### Task requirements
Find the word "timestamp" in the listing below, then return every line it appears in.

### Entries supplied

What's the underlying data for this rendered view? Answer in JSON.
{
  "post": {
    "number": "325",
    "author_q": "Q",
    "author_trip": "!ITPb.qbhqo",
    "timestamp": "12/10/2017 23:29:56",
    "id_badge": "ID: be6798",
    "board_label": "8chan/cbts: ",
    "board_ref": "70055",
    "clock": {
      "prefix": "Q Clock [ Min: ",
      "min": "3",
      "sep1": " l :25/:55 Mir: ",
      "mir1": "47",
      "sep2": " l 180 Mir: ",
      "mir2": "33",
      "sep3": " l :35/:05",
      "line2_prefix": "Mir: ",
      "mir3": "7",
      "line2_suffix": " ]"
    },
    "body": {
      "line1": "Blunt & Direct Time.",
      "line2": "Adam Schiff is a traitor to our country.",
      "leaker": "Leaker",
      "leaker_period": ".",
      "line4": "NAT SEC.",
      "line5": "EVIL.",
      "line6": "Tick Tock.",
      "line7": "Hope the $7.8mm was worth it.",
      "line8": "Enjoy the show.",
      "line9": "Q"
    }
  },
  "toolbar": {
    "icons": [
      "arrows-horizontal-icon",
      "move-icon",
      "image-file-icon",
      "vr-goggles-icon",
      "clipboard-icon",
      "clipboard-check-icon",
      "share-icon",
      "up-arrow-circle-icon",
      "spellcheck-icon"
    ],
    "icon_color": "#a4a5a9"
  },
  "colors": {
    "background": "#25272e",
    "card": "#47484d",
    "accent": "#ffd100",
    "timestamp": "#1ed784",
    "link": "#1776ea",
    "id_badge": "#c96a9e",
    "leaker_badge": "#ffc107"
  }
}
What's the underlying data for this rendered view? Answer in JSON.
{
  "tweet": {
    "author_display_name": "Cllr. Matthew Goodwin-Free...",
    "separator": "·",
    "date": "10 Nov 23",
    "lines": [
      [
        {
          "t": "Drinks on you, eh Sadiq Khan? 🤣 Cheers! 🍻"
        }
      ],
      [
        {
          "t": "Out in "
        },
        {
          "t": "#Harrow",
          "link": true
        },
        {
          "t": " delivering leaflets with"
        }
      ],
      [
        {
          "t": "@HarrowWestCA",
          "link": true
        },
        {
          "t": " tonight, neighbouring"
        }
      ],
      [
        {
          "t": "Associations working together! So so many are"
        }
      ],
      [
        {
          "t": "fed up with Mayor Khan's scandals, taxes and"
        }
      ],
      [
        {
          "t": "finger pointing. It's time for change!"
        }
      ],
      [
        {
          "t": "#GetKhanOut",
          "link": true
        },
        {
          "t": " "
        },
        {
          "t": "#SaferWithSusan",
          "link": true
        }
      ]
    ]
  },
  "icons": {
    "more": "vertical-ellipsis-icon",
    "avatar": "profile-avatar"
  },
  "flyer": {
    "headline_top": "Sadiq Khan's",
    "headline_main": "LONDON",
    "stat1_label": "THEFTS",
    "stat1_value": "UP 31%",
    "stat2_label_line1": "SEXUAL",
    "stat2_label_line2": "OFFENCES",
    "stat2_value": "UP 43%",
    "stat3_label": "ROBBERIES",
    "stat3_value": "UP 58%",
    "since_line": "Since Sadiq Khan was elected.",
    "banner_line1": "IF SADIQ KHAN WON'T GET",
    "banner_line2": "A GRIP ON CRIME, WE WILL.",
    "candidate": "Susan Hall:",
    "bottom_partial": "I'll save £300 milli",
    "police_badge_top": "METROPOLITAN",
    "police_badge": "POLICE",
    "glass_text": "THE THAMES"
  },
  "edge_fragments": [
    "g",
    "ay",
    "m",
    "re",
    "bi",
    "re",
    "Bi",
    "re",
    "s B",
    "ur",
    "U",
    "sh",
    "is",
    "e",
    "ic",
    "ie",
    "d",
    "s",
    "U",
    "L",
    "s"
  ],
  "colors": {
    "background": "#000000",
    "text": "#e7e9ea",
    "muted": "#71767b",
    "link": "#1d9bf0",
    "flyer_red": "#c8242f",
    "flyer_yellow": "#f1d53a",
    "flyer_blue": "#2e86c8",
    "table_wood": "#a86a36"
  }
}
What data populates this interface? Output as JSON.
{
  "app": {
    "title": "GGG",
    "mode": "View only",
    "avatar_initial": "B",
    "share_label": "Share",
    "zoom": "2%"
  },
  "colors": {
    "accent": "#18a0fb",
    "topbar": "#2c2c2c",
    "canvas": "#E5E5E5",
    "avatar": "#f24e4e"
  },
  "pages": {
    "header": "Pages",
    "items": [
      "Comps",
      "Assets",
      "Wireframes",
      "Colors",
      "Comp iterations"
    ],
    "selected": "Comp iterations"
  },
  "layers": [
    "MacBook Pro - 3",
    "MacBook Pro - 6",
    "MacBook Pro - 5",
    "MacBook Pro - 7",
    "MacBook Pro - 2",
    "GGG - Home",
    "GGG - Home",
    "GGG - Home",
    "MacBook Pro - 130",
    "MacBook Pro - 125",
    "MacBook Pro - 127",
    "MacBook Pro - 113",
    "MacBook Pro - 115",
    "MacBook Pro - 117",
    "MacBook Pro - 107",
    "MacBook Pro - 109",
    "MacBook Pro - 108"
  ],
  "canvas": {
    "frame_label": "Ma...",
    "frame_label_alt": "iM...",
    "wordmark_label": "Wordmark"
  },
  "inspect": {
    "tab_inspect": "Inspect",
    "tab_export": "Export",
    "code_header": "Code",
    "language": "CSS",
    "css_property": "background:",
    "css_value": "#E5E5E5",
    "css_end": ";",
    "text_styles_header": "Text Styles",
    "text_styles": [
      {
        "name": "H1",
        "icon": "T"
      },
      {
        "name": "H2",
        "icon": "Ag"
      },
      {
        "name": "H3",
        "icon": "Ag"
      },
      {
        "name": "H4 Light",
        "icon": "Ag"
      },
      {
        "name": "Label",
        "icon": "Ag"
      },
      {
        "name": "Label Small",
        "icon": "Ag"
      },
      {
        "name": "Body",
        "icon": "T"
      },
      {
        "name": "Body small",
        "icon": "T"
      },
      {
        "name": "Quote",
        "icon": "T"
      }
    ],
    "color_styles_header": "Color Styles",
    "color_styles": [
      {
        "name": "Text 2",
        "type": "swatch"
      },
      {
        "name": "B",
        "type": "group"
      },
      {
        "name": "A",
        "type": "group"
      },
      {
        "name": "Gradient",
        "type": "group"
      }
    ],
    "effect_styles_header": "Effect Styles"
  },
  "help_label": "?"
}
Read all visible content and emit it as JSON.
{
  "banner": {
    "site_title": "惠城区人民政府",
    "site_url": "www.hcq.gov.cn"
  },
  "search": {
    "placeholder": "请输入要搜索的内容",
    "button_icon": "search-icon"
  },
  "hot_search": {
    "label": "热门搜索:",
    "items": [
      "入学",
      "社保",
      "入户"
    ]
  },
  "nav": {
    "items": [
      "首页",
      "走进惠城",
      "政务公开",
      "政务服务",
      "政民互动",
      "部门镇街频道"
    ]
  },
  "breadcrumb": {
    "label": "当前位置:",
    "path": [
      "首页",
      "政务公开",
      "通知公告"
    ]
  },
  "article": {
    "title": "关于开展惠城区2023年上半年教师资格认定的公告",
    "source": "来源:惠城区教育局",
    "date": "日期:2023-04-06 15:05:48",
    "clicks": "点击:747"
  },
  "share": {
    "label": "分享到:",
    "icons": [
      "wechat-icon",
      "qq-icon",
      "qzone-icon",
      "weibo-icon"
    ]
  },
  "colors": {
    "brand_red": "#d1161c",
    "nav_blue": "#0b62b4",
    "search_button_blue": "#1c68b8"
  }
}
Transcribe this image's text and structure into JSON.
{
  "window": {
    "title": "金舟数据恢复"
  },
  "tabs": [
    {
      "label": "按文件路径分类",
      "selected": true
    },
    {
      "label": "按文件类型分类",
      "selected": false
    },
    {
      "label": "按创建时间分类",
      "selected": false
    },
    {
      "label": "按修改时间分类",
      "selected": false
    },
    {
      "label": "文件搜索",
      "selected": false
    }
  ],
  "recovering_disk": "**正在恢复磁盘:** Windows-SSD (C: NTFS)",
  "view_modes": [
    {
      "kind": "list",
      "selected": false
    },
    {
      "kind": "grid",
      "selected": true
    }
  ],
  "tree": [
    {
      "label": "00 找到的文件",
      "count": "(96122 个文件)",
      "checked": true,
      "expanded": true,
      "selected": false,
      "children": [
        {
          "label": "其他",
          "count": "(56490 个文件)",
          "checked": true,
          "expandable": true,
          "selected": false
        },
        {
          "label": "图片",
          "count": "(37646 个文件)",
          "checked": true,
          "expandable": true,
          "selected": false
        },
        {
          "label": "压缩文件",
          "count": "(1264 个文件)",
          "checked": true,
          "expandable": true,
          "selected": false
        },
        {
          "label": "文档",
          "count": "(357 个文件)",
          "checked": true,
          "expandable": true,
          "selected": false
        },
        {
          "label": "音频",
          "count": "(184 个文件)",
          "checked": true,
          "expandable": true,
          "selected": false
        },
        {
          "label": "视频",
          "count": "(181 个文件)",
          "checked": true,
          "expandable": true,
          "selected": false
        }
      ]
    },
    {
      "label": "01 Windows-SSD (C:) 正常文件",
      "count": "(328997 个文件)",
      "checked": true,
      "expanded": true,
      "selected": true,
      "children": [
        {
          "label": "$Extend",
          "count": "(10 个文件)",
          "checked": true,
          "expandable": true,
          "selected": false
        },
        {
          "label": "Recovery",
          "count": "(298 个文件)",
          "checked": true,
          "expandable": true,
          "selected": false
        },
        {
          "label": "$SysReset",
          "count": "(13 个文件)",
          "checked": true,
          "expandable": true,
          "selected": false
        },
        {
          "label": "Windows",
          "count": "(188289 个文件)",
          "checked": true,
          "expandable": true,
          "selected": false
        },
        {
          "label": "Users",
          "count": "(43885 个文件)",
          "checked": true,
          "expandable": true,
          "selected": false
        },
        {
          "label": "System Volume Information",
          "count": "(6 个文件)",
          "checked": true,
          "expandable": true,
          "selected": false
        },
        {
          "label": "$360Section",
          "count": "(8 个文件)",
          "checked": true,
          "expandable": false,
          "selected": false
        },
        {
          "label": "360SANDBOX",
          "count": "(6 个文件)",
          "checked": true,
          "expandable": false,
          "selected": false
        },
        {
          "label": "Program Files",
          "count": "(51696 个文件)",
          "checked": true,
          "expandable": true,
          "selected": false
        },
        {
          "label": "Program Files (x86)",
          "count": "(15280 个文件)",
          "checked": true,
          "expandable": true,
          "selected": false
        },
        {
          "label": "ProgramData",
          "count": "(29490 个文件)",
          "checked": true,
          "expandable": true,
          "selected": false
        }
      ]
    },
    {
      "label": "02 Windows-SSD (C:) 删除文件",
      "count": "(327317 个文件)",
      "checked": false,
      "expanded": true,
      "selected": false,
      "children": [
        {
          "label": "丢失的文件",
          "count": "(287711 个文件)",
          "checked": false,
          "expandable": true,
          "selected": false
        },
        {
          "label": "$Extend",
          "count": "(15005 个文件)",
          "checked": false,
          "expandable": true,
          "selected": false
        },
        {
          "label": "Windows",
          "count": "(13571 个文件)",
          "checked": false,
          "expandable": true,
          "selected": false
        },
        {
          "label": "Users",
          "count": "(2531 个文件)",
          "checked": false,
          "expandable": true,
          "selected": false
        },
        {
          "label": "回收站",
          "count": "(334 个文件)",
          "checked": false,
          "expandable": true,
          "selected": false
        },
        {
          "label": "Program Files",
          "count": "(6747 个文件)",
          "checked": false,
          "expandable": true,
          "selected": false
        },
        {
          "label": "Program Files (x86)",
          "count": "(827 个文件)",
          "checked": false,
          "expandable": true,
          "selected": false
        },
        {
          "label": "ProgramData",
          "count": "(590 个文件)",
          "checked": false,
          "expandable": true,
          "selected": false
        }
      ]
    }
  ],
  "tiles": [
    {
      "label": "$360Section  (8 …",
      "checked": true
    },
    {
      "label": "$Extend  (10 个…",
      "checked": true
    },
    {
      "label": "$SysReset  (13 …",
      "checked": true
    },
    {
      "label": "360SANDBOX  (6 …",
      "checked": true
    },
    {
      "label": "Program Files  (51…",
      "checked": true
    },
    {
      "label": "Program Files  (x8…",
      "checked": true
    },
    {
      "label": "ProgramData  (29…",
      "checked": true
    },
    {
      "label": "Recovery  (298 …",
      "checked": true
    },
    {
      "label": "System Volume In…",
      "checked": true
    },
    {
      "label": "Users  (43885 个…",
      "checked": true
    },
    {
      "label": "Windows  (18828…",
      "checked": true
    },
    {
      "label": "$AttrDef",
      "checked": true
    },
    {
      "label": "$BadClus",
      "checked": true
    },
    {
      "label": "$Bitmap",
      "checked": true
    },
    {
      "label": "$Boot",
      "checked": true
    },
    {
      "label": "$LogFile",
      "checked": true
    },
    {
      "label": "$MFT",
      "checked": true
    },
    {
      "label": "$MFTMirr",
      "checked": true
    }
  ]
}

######

### Written solution
    "timestamp": "12/10/2017 23:29:56",
    "timestamp": "#1ed784",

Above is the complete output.